Next, Die Valkyrie was purchased by Brooks Stevens for his wife, Alice, and then from 1958, it formed part of the renowned Brooks Stevens Auto Museum collection. Following the passing of Mr. Stevens in 1995, this vehicle was purchased directly in 1997 from his estate by the Bortz Auto Collection in the Chicago area, where it has remained ever since. During 2003, Die Valkyrie returned to Milwaukee as a feature for a celebration of the life and work of Brooks Stevens at the Milwaukee Art Museum, entitled “Industrial Strength Design: How Brooks Stevens Shaped Your World.” Fittingly, the banners along the streets to the Museum heralding the show featured the striking frontal design of Die Valkyrie.

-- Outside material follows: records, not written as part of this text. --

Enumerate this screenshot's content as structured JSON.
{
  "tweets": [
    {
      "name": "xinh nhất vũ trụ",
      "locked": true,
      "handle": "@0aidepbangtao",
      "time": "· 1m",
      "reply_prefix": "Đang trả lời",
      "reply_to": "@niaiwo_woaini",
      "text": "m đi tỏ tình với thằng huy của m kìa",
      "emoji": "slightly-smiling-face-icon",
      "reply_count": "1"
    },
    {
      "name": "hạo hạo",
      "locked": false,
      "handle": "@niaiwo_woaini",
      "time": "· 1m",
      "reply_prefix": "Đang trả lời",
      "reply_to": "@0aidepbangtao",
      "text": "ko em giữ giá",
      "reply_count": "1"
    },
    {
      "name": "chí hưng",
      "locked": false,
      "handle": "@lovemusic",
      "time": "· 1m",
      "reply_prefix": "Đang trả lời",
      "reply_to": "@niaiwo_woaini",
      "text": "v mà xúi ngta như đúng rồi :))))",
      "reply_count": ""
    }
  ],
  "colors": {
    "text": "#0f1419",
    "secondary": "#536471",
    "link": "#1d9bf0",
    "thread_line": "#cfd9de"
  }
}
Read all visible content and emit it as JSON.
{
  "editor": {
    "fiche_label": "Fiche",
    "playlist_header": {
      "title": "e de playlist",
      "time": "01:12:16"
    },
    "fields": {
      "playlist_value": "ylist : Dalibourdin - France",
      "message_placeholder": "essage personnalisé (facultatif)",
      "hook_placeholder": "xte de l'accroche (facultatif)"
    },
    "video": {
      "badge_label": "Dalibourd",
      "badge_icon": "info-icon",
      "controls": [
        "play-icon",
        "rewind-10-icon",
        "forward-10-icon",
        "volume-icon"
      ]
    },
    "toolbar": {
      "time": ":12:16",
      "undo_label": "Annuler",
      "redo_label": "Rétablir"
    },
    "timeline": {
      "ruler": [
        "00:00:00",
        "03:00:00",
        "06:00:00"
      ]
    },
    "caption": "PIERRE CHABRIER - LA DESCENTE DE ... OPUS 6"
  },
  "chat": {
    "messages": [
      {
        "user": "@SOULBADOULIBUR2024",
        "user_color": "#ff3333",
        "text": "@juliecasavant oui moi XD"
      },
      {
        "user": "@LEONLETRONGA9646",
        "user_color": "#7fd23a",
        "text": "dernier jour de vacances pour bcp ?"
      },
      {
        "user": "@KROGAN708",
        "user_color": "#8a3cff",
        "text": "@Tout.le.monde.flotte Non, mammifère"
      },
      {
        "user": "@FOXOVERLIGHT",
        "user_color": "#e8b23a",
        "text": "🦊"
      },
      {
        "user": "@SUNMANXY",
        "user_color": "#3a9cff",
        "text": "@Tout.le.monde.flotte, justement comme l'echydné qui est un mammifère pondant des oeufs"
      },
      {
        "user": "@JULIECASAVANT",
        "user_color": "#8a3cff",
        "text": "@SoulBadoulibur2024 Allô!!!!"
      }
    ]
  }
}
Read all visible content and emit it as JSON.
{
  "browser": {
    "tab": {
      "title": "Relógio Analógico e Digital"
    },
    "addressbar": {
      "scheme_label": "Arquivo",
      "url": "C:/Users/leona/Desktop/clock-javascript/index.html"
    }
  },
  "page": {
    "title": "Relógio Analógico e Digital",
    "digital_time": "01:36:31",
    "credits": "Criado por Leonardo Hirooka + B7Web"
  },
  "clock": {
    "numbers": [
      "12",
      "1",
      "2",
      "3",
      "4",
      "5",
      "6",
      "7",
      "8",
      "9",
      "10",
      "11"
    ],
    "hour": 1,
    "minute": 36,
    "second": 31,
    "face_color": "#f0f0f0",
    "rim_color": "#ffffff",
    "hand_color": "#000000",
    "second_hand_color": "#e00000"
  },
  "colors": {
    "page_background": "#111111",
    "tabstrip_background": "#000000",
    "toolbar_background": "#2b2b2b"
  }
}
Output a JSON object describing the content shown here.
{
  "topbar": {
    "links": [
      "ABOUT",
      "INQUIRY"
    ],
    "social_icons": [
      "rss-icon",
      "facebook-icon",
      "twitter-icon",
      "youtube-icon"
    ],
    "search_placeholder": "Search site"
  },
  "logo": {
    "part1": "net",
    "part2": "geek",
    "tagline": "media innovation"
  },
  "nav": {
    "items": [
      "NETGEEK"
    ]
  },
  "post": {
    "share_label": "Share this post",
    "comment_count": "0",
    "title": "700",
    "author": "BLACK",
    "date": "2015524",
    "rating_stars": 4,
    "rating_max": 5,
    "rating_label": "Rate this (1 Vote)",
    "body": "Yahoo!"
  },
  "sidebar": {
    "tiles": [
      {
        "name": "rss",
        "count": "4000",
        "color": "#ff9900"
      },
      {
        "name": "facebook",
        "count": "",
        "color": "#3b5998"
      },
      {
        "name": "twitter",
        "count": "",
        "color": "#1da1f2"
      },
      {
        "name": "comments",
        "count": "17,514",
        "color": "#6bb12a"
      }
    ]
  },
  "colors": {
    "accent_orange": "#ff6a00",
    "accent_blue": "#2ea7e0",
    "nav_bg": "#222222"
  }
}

Subsequent exhibitions included the 2012 Amelia Island Concours d’Elegance and the June 2014 CCCA Grand Experience on the grounds of the Gilmore Car Museum in Hickory Corners, Michigan. Blessed with unbroken provenance from new, Die Valkyrie is rightly considered one of the 10 most desirable prototypes still in existence from the 1950s and 1960s. Designed by Brooks Stevens, one of the most influential of all American automotive and industrial designers, Die Valkyrie continues to amaze all who experience it. Soon, you will have the chance to experience it for yourself, at Worldwide Auctioneers’ 10th Annual Auburn Auction on Saturday, September 2nd at the National Automobile and Truck Museum!